If Tori wasn’t at our house, Niki would be at ours. They started as young entrepreneurs with the typical neighborhood lemonade stand. Not much business since we live on a quiet cul de sac with only 9 houses on the street, but the neighbors were very generous. Not limiting themselves, they soon branched out to snacks, setting up shop in the early evening as neighbors were coming home from work. Of course those snacks came out of my pantry and I never shared in the profits, but I figured it was good that they were ambitious.
Then came fall and the weather got a little chilly so I thought it was kind of cute when they set up a table inside my kitchen and expanded further with offering typical convenience store food like pasta, beans, cereal, bread…
Dinner that night was American chop suey so I grabbed a can of tomato sauce off their table only to get stopped by Tori.
“That will be $2.00 please.” (Tori was always polite)
“Excuse me, that will be $2.00 please.”
“What?! But this is my tomato sauce, I already bought it!”
“But this is our store and you haven’t paid us.”
“Well excuse me but I think I’ve already paid for this and don’t you think that $2.00 is a little outrageous for a can of tomato sauce that happens to say $1.29?”
“Well, maybe, but we don’t have any change.”
“I’m sorry Tori, but if you want to eat tonight I’m taking my sauce back.”
“But we’re running a store and restaurant here and we need it for our customers.”
“The ones who’ll be stopping once they see our sign.”
“The one on your front door.”
After a little discussion, Tori went stomping out to the front door, took down the sign announcing the grand opening of our little restaurant and convenience store and said “outta business!”

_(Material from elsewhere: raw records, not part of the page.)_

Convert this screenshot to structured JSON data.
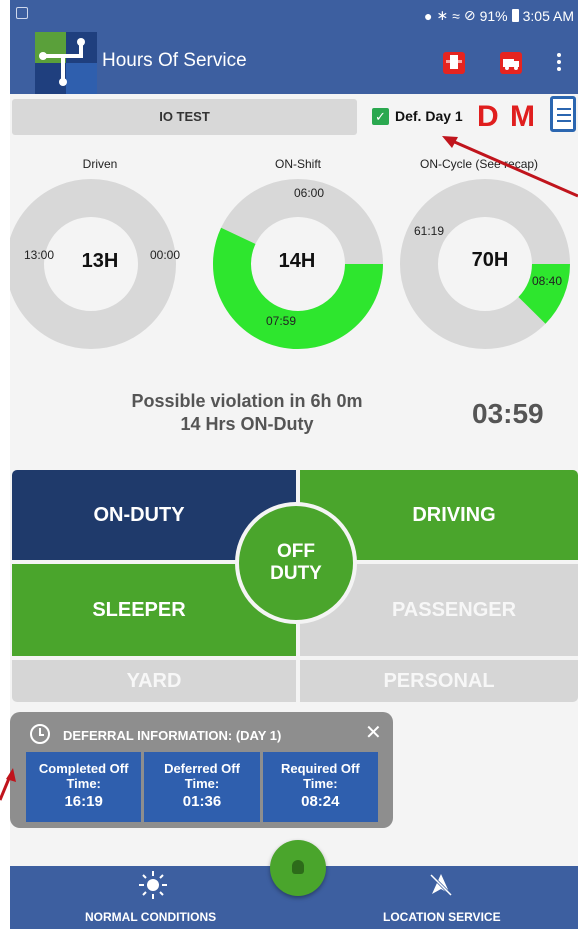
{
  "status_bar": {
    "battery": "91%",
    "time": "3:05 AM"
  },
  "app": {
    "title": "Hours Of Service"
  },
  "top_row": {
    "vehicle": "IO TEST",
    "deferral_checkbox_label": "Def. Day 1",
    "d_label": "D",
    "m_label": "M"
  },
  "gauges": [
    {
      "label": "Driven",
      "center": "13H",
      "left_value": "13:00",
      "right_value": "00:00",
      "fill_fraction": 0,
      "color": "#2ee62e"
    },
    {
      "label": "ON-Shift",
      "center": "14H",
      "top_value": "06:00",
      "bottom_value": "07:59",
      "fill_fraction": 0.57,
      "color": "#2ee62e"
    },
    {
      "label": "ON-Cycle (See recap)",
      "center": "70H",
      "left_value": "61:19",
      "right_value": "08:40",
      "fill_fraction": 0.124,
      "color": "#2ee62e"
    }
  ],
  "violation": {
    "line1": "Possible violation in 6h 0m",
    "line2": "14 Hrs ON-Duty",
    "countdown": "03:59"
  },
  "duty_status": {
    "on_duty": "ON-DUTY",
    "driving": "DRIVING",
    "sleeper": "SLEEPER",
    "passenger": "PASSENGER",
    "yard": "YARD",
    "personal": "PERSONAL",
    "off_duty_line1": "OFF",
    "off_duty_line2": "DUTY"
  },
  "deferral": {
    "title": "DEFERRAL INFORMATION: (DAY 1)",
    "tiles": [
      {
        "label1": "Completed Off",
        "label2": "Time:",
        "value": "16:19"
      },
      {
        "label1": "Deferred Off",
        "label2": "Time:",
        "value": "01:36"
      },
      {
        "label1": "Required Off",
        "label2": "Time:",
        "value": "08:24"
      }
    ]
  },
  "bottom_bar": {
    "left_label": "NORMAL CONDITIONS",
    "right_label": "LOCATION SERVICE"
  },
  "colors": {
    "primary": "#3d5fa0",
    "green": "#4aa52c",
    "navy": "#1f3a6b",
    "gauge_gray": "#d8d8d8",
    "red": "#e01e1e"
  }
}
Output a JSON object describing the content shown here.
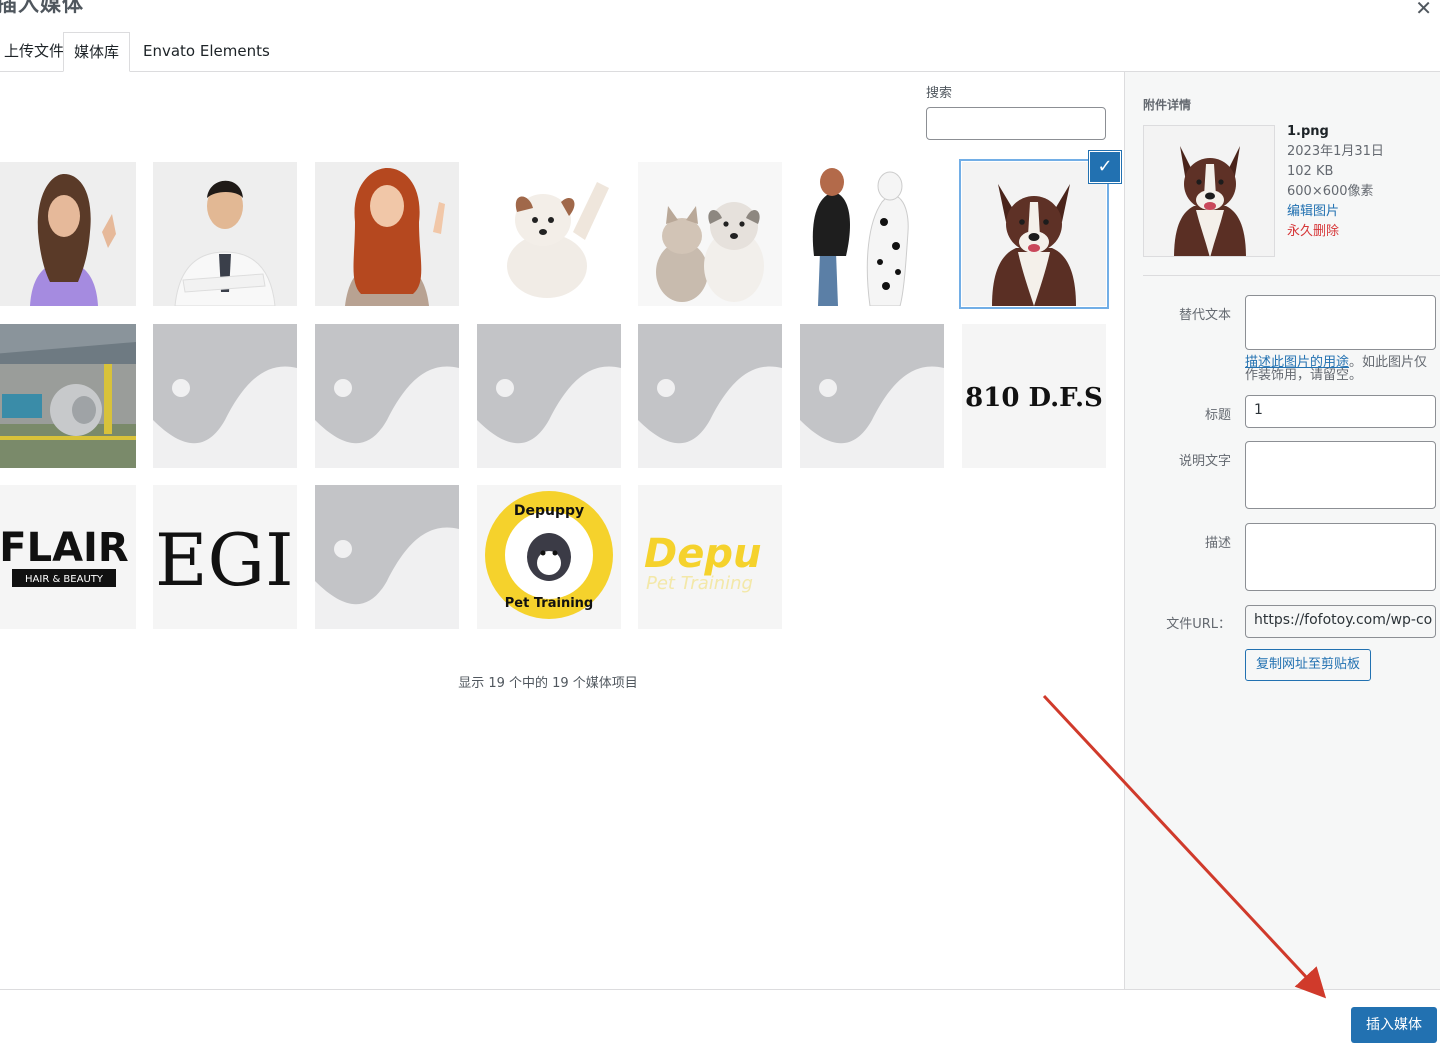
{
  "modal": {
    "title": "插入媒体",
    "close_icon": "close-icon"
  },
  "tabs": [
    {
      "label": "上传文件"
    },
    {
      "label": "媒体库"
    },
    {
      "label": "Envato Elements"
    }
  ],
  "search": {
    "label": "搜索",
    "value": ""
  },
  "media_items": [
    {
      "kind": "photo-woman-purple"
    },
    {
      "kind": "photo-doctor"
    },
    {
      "kind": "photo-redhead-woman"
    },
    {
      "kind": "photo-puppy-paw"
    },
    {
      "kind": "photo-kitten-puppy"
    },
    {
      "kind": "photo-woman-dalmatian"
    },
    {
      "kind": "photo-brown-dog",
      "selected": true
    },
    {
      "kind": "photo-factory"
    },
    {
      "kind": "placeholder"
    },
    {
      "kind": "placeholder"
    },
    {
      "kind": "placeholder"
    },
    {
      "kind": "placeholder"
    },
    {
      "kind": "placeholder"
    },
    {
      "kind": "logo-810",
      "text": "810 D.F.S"
    },
    {
      "kind": "logo-flair",
      "text": "FLAIR",
      "subtext": "HAIR & BEAUTY"
    },
    {
      "kind": "logo-egi",
      "text": "EGI"
    },
    {
      "kind": "placeholder"
    },
    {
      "kind": "logo-depuppy-circle",
      "text": "Depuppy",
      "subtext": "Pet Training"
    },
    {
      "kind": "logo-depuppy-text",
      "text": "Depu",
      "subtext": "Pet Training"
    }
  ],
  "status": {
    "count_text": "显示 19 个中的 19 个媒体项目"
  },
  "attachment": {
    "section_title": "附件详情",
    "filename": "1.png",
    "date": "2023年1月31日",
    "size": "102 KB",
    "dimensions": "600×600像素",
    "edit_link": "编辑图片",
    "delete_link": "永久删除",
    "alt_label": "替代文本",
    "alt_value": "",
    "alt_help_link": "描述此图片的用途",
    "alt_help_rest": "。如此图片仅作装饰用，请留空。",
    "title_label": "标题",
    "title_value": "1",
    "caption_label": "说明文字",
    "caption_value": "",
    "description_label": "描述",
    "description_value": "",
    "url_label": "文件URL：",
    "url_value": "https://fofotoy.com/wp-co",
    "copy_button": "复制网址至剪贴板"
  },
  "toolbar": {
    "insert_button": "插入媒体"
  },
  "colors": {
    "accent": "#2271b1",
    "danger": "#d63638",
    "annotation_arrow": "#d03a2b",
    "selection_ring": "#72aee6"
  }
}
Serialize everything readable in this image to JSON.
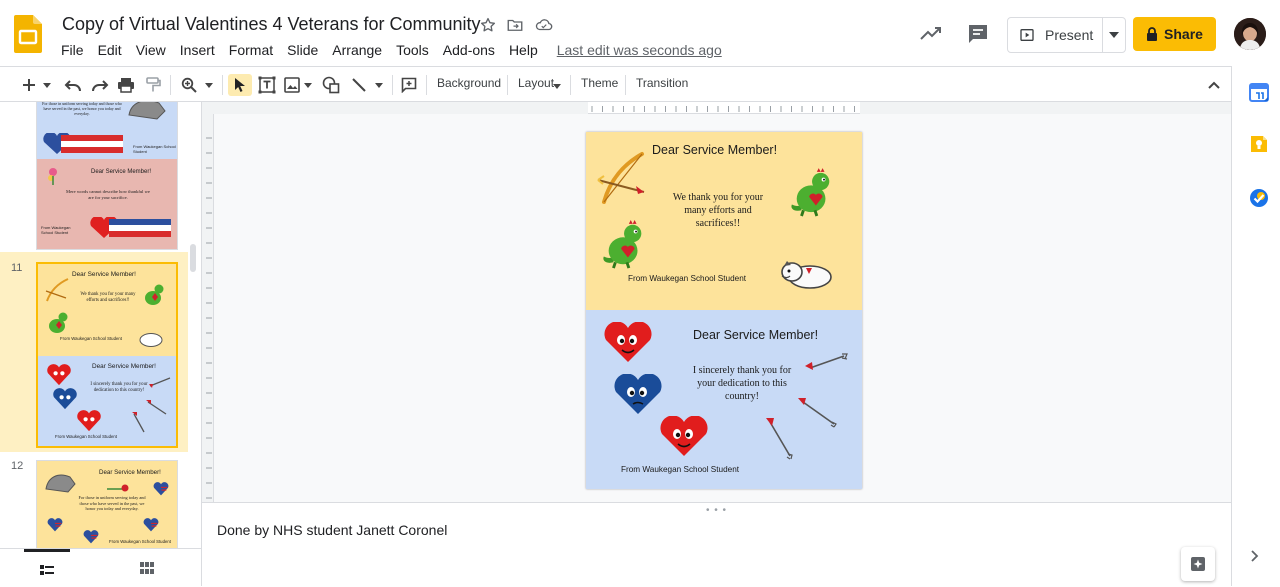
{
  "header": {
    "title": "Copy of Virtual Valentines 4 Veterans for Community",
    "menu": [
      "File",
      "Edit",
      "View",
      "Insert",
      "Format",
      "Slide",
      "Arrange",
      "Tools",
      "Add-ons",
      "Help"
    ],
    "last_edit": "Last edit was seconds ago",
    "present_label": "Present",
    "share_label": "Share"
  },
  "toolbar": {
    "background_label": "Background",
    "layout_label": "Layout",
    "theme_label": "Theme",
    "transition_label": "Transition"
  },
  "filmstrip": {
    "slides": [
      {
        "number": "",
        "top_body": "",
        "top_from": "From Waukegan School Student",
        "bottom_title": "Dear Service Member!",
        "bottom_body": "Mere words cannot describe how thankful we are for your sacrifice.",
        "bottom_from": "From Waukegan School Student"
      },
      {
        "number": "11",
        "top_title": "Dear Service Member!",
        "top_body": "We thank you for your many efforts and sacrifices!!",
        "top_from": "From Waukegan School Student",
        "bottom_title": "Dear Service Member!",
        "bottom_body": "I sincerely thank you for your dedication to this country!",
        "bottom_from": "From Waukegan School Student"
      },
      {
        "number": "12",
        "top_title": "Dear Service Member!",
        "top_body": "For those in uniform serving today and those who have served in the past, we honor you today and everyday.",
        "top_from": "From Waukegan School Student"
      }
    ],
    "partial_top_body": "For those in uniform serving today and those who have served in the past, we honor you today and everyday."
  },
  "slide": {
    "top": {
      "title": "Dear Service Member!",
      "body": "We thank you for your many efforts and sacrifices!!",
      "from": "From Waukegan School Student",
      "color": "#fde39b"
    },
    "bottom": {
      "title": "Dear Service Member!",
      "body": "I sincerely thank you for your dedication to this country!",
      "from": "From Waukegan School Student",
      "color": "#c8daf6"
    }
  },
  "notes": {
    "text": "Done by NHS student Janett Coronel"
  },
  "colors": {
    "accent": "#fbbc04",
    "selected_bg": "#fdebb0",
    "selected_border": "#fbbc04"
  },
  "icons": {
    "app": "slides-logo-icon",
    "star": "star-icon",
    "move": "folder-move-icon",
    "cloud": "cloud-saved-icon",
    "activity": "trending-icon",
    "comments": "comments-icon"
  }
}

Thankfully, they hadn’t put a lot into their promotional efforts and no one really noticed or understood the sign. So, Happy Birthday Tori. We all love you and you can still join us for dinner anytime – but I’m still NOT paying twice for my own groceries.